Bringing an entire saga to one place is always a tricky proposition, but it’s especially tricky if the titles involved are some of the most venerated in recent gaming history. Halo: Combat Evolved – the Xbox killer app that started it all, got the HD treatment a few years back, Halo 2 – the game that popularised Xbox Live, Halo 3 – the jump to next generation to ‘finish the fight’, and Halo 4 – the beginning of a new story after Bungie departed from the franchise.
In order to bring everyone up to speed wherever possible, all four games have been given one home: Halo: The Master Chief Collection. It’s a feat to bring all four to one disc, but what you may not know is that 343 Industries split the development between various studios and developers, each one taking on part of the overall package. Microsoft are banking a lot on this mass collaboration, but has it worked?
The Story So Far
To fairly assess this collection, it’s imperative that each component is assessed individually as all have seen minor to major upgrades from their original iterations. Halo: Combat Evolved Anniversary is largely the same as the Xbox 360 release, though the transitions between updated and retro visuals are now instant and the terminals now link to the Halo Channel that comes bundled with the game. Halo 3 and Halo 4 are exactly the same as their Xbox 360 counterparts, though all the games have high-definition visuals and 60fps that is consistent throughout. Ruffian Games, the team who were tasked with touching up Halo 3 and Halo 4 have done well in this regard.
If only then could you fully rebind your controls. Halo: The Master Chief Collection does have a ton of control options that you can set to either one game in particular or all games simultaneously. However, the problem comes when you simply can’t find the right control scheme for your style of play. Allowing players to customise their own control schemes is uncommon in console games, but 343 had the opportunity to set a trend, which they’ve failed to do so.
Of course the main attraction is the completion of the Master Chief saga with the re-mastered version of Halo 2 . Saber Interactive has done a good job touching up the visuals and updating the sound effects to have a bit more punch, but the results are varied. Some stages appear darker thanks to some odd lighting effects, making it difficult to see unless you revert back to retro visuals temporarily.
Without a doubt the most incredible aspect of Halo 2: Anniversary is Blur Studios’ redone cutscenes. They’re incredible, breathtaking, and without a doubt are crammed full of detail that shows off what the studio is capable of. You do have the option of reverting back to the Bungie in-engine cutscenes, but why would you want to?
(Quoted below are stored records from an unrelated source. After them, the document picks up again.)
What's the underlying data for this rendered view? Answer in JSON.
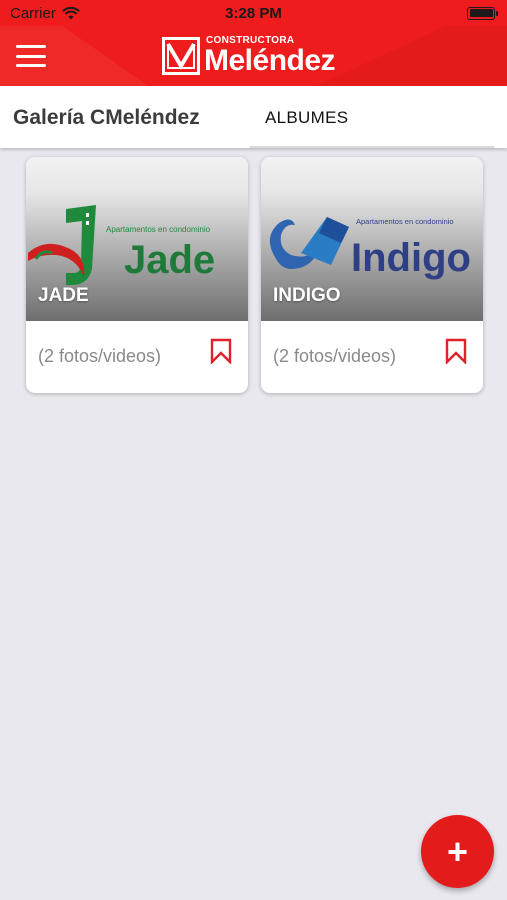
{
  "status_bar": {
    "carrier": "Carrier",
    "time": "3:28 PM"
  },
  "app_bar": {
    "logo_small": "CONSTRUCTORA",
    "logo_big": "Meléndez"
  },
  "header": {
    "title": "Galería CMeléndez",
    "tab_label": "ALBUMES"
  },
  "albums": [
    {
      "title": "JADE",
      "count": "(2 fotos/videos)",
      "logo_caption": "Apartamentos en condominio",
      "logo_word": "Jade"
    },
    {
      "title": "INDIGO",
      "count": "(2 fotos/videos)",
      "logo_caption": "Apartamentos en condominio",
      "logo_word": "Indigo"
    }
  ],
  "fab": {
    "label": "+"
  },
  "colors": {
    "primary": "#ee1c1c",
    "jade_green": "#1f7a3a",
    "indigo_blue": "#2e3f86",
    "background": "#e9e8ef"
  },
  "icons": {
    "menu": "hamburger-icon",
    "wifi": "wifi-icon",
    "battery": "battery-icon",
    "bookmark": "bookmark-icon"
  }
}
Each game is still filed with Easter eggs for the dedicated fan-base and having cooperative play across all four games adds replay value. Playlists allow you to play, either on your own or with friends, various missions across multiple games of a certain theme. It could be that you just want to be the Arbiter, so you play all the missions where you are the Arbiter. You could just like driving, so all the driving missions are back to back. It’s a nice detail that adds a level of challenge, though the entire saga of 45 missions on Legendary with all the skulls turned on seems like a hard sell. Either way, all levels are unlocked from the get go, with the option to turn on scoring and skulls to your liking.
For those who want to connect with friends either on the sofa or online, there are ways to do that via the custom games option. Each game, including two separate options for Halo 2, has its own set of multiplayer variants and maps. Halo: Combat Evolved for example uses the PC version’s map-set and balancing, while Halo 4 uses the load-outs more commonly seen in modern shooters. Halo 2: Anniversary includes some newer details such as a gun on the Mongoose and interactive environments, but also comes with the curse of “being kicked out of zoomed aim when you are hit”.
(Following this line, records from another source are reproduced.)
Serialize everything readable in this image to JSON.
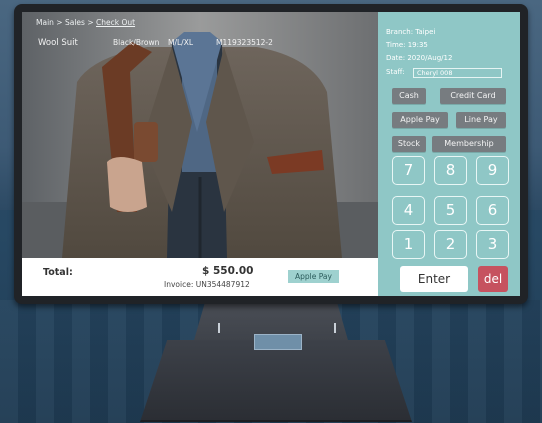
{
  "breadcrumb": {
    "main": "Main",
    "sep1": " > ",
    "sales": "Sales",
    "sep2": " > ",
    "current": "Check Out"
  },
  "product": {
    "name": "Wool Suit",
    "color": "Black/Brown",
    "size": "M/L/XL",
    "sku": "M119323512-2"
  },
  "totals": {
    "label": "Total:",
    "amount": "$ 550.00",
    "invoice": "Invoice: UN354487912",
    "payment_method": "Apple Pay"
  },
  "info": {
    "branch": "Branch: Taipei",
    "time": "Time: 19:35",
    "date": "Date: 2020/Aug/12",
    "staff_label": "Staff:",
    "staff_value": "Cheryl 008"
  },
  "payment_buttons": {
    "cash": "Cash",
    "credit_card": "Credit Card",
    "apple_pay": "Apple Pay",
    "line_pay": "Line Pay",
    "stock": "Stock",
    "membership": "Membership"
  },
  "keypad": [
    "7",
    "8",
    "9",
    "4",
    "5",
    "6",
    "1",
    "2",
    "3"
  ],
  "actions": {
    "enter": "Enter",
    "del": "del"
  },
  "colors": {
    "panel": "#8fc7c6",
    "button": "#777c80",
    "del": "#c6525f",
    "badge": "#9ed1cf"
  }
}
It does feel like a five-in-one scenario when it comes to multiplayer and it’s likely you’ll find something you’ll like within. I for one definitely appreciated the mechanics of the older games, but felt I did better in the newer variants. There is thankfully a wide range of modes across all games, with variations on classic types across the board. Playing with friends is a huge amount of fun.
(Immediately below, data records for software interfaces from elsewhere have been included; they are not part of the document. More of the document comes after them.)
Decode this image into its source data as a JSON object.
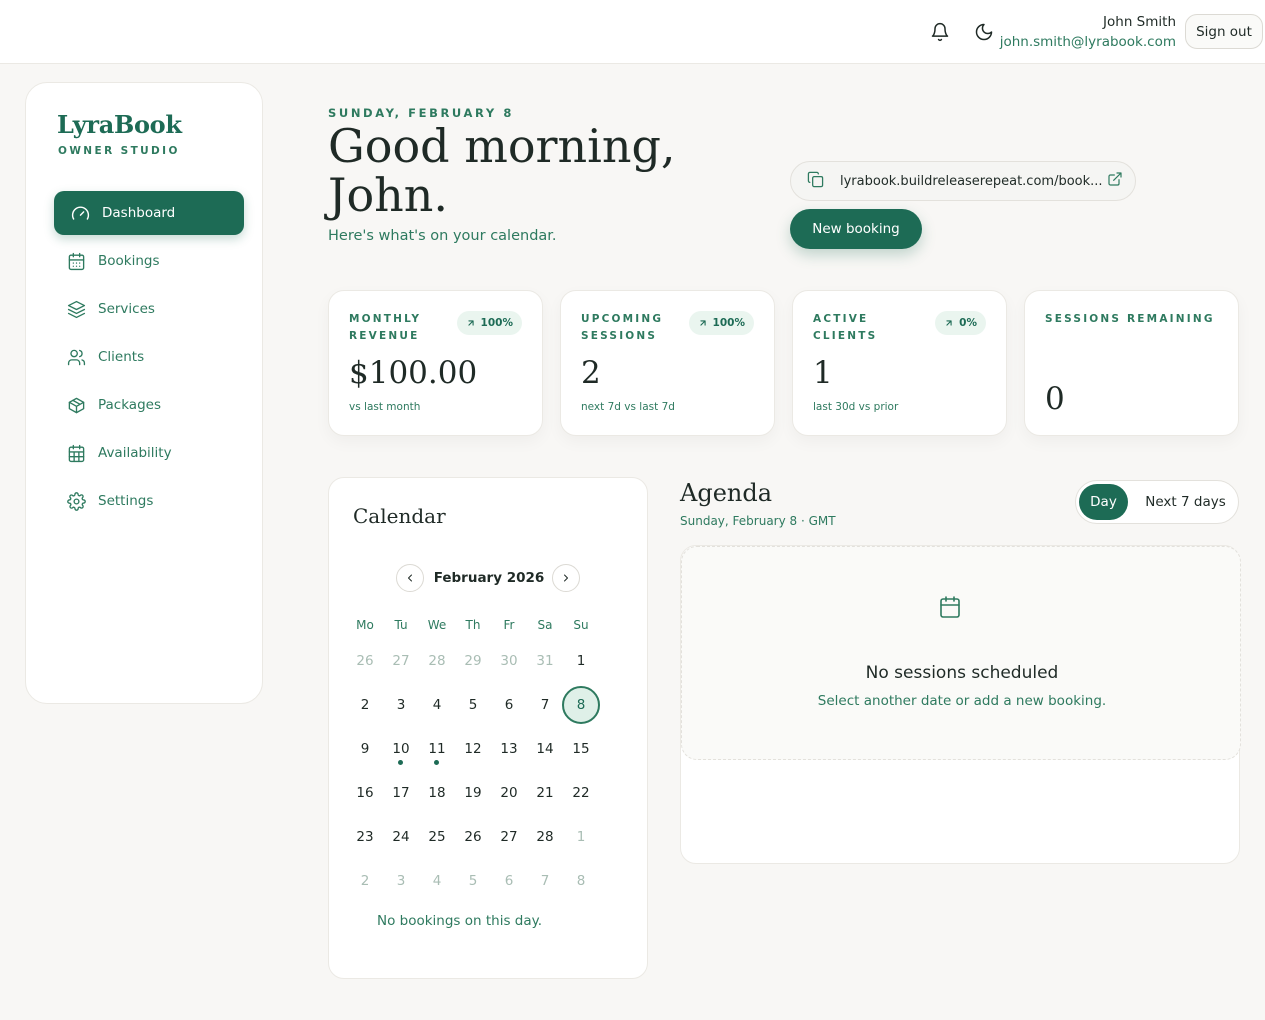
{
  "topbar": {
    "user_name": "John Smith",
    "user_email": "john.smith@lyrabook.com",
    "sign_out_label": "Sign out",
    "icons": [
      "bell-icon",
      "moon-icon"
    ]
  },
  "sidebar": {
    "brand": "LyraBook",
    "brand_sub": "OWNER STUDIO",
    "items": [
      {
        "label": "Dashboard",
        "icon": "gauge-icon",
        "active": true
      },
      {
        "label": "Bookings",
        "icon": "calendar-icon"
      },
      {
        "label": "Services",
        "icon": "layers-icon"
      },
      {
        "label": "Clients",
        "icon": "users-icon"
      },
      {
        "label": "Packages",
        "icon": "package-icon"
      },
      {
        "label": "Availability",
        "icon": "calendar-grid-icon"
      },
      {
        "label": "Settings",
        "icon": "gear-icon"
      }
    ]
  },
  "header": {
    "date_line": "SUNDAY, FEBRUARY 8",
    "greeting": "Good morning, John.",
    "subtitle": "Here's what's on your calendar.",
    "booking_url": "lyrabook.buildreleaserepeat.com/book...",
    "new_booking_label": "New booking"
  },
  "stats": [
    {
      "label": "MONTHLY REVENUE",
      "badge": "100%",
      "value": "$100.00",
      "note": "vs last month"
    },
    {
      "label": "UPCOMING SESSIONS",
      "badge": "100%",
      "value": "2",
      "note": "next 7d vs last 7d"
    },
    {
      "label": "ACTIVE CLIENTS",
      "badge": "0%",
      "value": "1",
      "note": "last 30d vs prior"
    },
    {
      "label": "SESSIONS REMAINING",
      "value": "0"
    }
  ],
  "calendar": {
    "title": "Calendar",
    "month": "February 2026",
    "weekdays": [
      "Mo",
      "Tu",
      "We",
      "Th",
      "Fr",
      "Sa",
      "Su"
    ],
    "weeks": [
      [
        {
          "d": "26",
          "m": true
        },
        {
          "d": "27",
          "m": true
        },
        {
          "d": "28",
          "m": true
        },
        {
          "d": "29",
          "m": true
        },
        {
          "d": "30",
          "m": true
        },
        {
          "d": "31",
          "m": true
        },
        {
          "d": "1"
        }
      ],
      [
        {
          "d": "2"
        },
        {
          "d": "3"
        },
        {
          "d": "4"
        },
        {
          "d": "5"
        },
        {
          "d": "6"
        },
        {
          "d": "7"
        },
        {
          "d": "8",
          "sel": true
        }
      ],
      [
        {
          "d": "9"
        },
        {
          "d": "10",
          "dot": true
        },
        {
          "d": "11",
          "dot": true
        },
        {
          "d": "12"
        },
        {
          "d": "13"
        },
        {
          "d": "14"
        },
        {
          "d": "15"
        }
      ],
      [
        {
          "d": "16"
        },
        {
          "d": "17"
        },
        {
          "d": "18"
        },
        {
          "d": "19"
        },
        {
          "d": "20"
        },
        {
          "d": "21"
        },
        {
          "d": "22"
        }
      ],
      [
        {
          "d": "23"
        },
        {
          "d": "24"
        },
        {
          "d": "25"
        },
        {
          "d": "26"
        },
        {
          "d": "27"
        },
        {
          "d": "28"
        },
        {
          "d": "1",
          "m": true
        }
      ],
      [
        {
          "d": "2",
          "m": true
        },
        {
          "d": "3",
          "m": true
        },
        {
          "d": "4",
          "m": true
        },
        {
          "d": "5",
          "m": true
        },
        {
          "d": "6",
          "m": true
        },
        {
          "d": "7",
          "m": true
        },
        {
          "d": "8",
          "m": true
        }
      ]
    ],
    "empty_text": "No bookings on this day."
  },
  "agenda": {
    "title": "Agenda",
    "subtitle": "Sunday, February 8 · GMT",
    "toggle_day": "Day",
    "toggle_week": "Next 7 days",
    "empty_title": "No sessions scheduled",
    "empty_sub": "Select another date or add a new booking."
  },
  "colors": {
    "accent": "#1d6b55",
    "accent_text": "#2e7a5f",
    "badge_bg": "#eaf5ef",
    "background": "#f8f7f5"
  }
}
Online multiplayer on the other hand has been broken on launch and still isn’t fixed to this day. Largely the problem with playing online at least is the matchmaking, which will find players but not always connect them to each other on the dedicated servers. Right now, the only playlists that are playable without too many problems are the Halo 2: Anniversary multiplayer and Team Slayer variants. Multiplayer in general for online matchmaking purposes is a limited offering, as it is right now, and I sincerely hope that it is fixed soon. This may sound like I’m beating a dead horse, but online matchmaking was what made the original Halo 2 such a resounding success.
Halo: Master Chief Collection made me feel as sad as a small child whose ice cream has fallen out of its cone and plopped on the floor. I’ve still got the cone and could quite easily get another scoop of delicious dairy goodness; but it won’t feel the same. That first impression when you are handed the ice cream, freshly made, is tarnished by that one act. It’s still a great game and well worth picking up, but I won’t be wowed when the game is fixed. Merely appeased.